Well, I just saw another shoulder injury yesterday that was related to the P90X system. My poor patient was a mid-50's businessman whose previous workouts consisted of lifting the Triple-Cheeseburger with Extra Bacon at the local McWendyKings... The P90X System appealed to his sense of going after what you want, he was ready to make some changes in his life, so he bought it and commenced.
He noticed immediate gains in strength and in muscle size (Rule #5). He also noticed a little twinge in his right shoulder, which he promptly ignored and pushed through, violating Rule #4. He stuck to the system as published and even did extra workouts because he was so pumped about his progress (Rule #2). After a few weeks his right shoulder was getting worse; it was hurting during the workouts and aching badly at night, even waking him from sleep.
|Use it Wisely...|
Infuriated at his stupid, girlie shoulder, he came to see me for a quick fix. After three visits of the usual stair-step progression of treatment and investigation, he went for the dreaded MRI of his shoulder. Luckily, he did not have a rotator cuff tear, but the tendons in his shoulder were severely inflamed. Turns out, he had not been resting the shoulder as instructed while we were treating it; he was still "pushing through" the pain. It was at this point, as I was in the middle of giving him the verbal smack-down for being a knuckle-head, when these 5 rules just came out of my mouth. That happens to me sometimes; I'm not sure where this stuff comes from, but I'm not complaining.

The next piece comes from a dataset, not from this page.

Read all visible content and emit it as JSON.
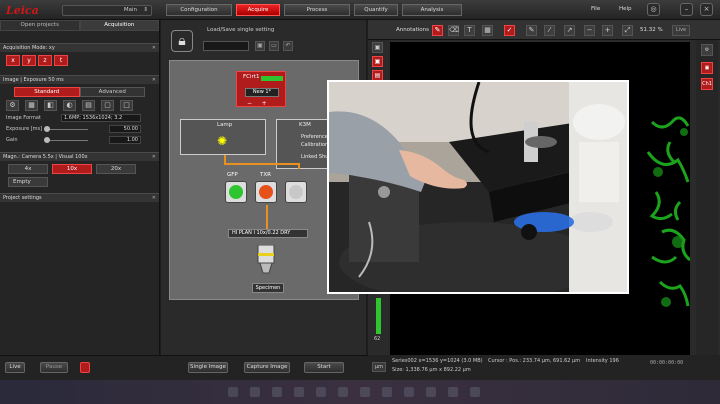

Now don't misunderstand me, I think the P90X System is a fine way to get back into shape. It is a little on the aggressive side for my taste, especially for folks who have been sedentary for years, but other than that I think it is fine. It has a very motivated tone which speaks to many professionals who used to be athletes, but who, for the last 20 years, have been scoring mental/business points instead. This person's usual all-or-nothing attitude that has brought success in business, often leads to injury when getting back into shape.
|The Best Lifestyle|
1. You can get back into great shape after 40, you just can't do it all today! I even tell 80-somethings they can become athletes again, but it has to be very slowly; it's gonna take time. Your body is bad out of shape and out of practice and just cannot get to where you want to be in the allotted 30 minute sit-com time-frame. Patience and persistence are what's needed, not blind motivation.
2. You must give your body more time to recover than you did in your teens/twenties. It just takes more time for your body to repair the damage of a workout than it used to. You can get there, but it will take more time and patience than back then. There is no secret supplement or stretch that allows you to break this rule. This is not a thought, or a suggestion, this is a Rule.
|A Good Start...|
4. You CANNOT ignore pain in a joint or tendon like you did in your teens; you have to listen to your body. Pushing through pain is something every former athlete is familiar with. It works a lot more often for teens and twenties than it does for forties/fifties. A little muscle soreness is one thing, but you just cannot ignore pain in a joint or ligament after 40 or you will suffer. That's not to say you should stop, it just means you have to listen to your body and know when to adjust, or ask for help.
5. Muscles respond much quicker to increases in exercise than tendons and ligaments, thus the danger of injury. Imagine a raw piece of meat. The muscle is red, right? That means it has an excellent blood supply. So, after a workout your muscles are engorged with blood bringing healing nutrients, so your muscles recover in a few days. Think of the tendons, what color are they? White; and that means they have a very poor blood supply. Ligaments have such a poor blood supply that we theorize they get some of their nutrition from the fluid in the joint itself. So after a hard workout - which stresses your tendons just as much as your muscles - your poor tendons and ligaments just sit there with their little white self, waiting as the healing nutrition merely trickles in. Thus, your muscles respond, grow and heal much quicker when stressed than do your tendons and ligaments. Ignoring this fact after 40, is a guaranteed injury. After 40, you have to slow down the pace of your increases in both resistance and duration so that these white structures have time to recover as well.
|Helps Muscle Recovery|
I really want you to get back into great shape. There are mirror-reasons for doing this, but more importantly there are the medical-reasons. Just remember, after 40, the limiting step is not how quickly your muscles respond, but how quickly your tendons and ligaments can recover. Now go get busy!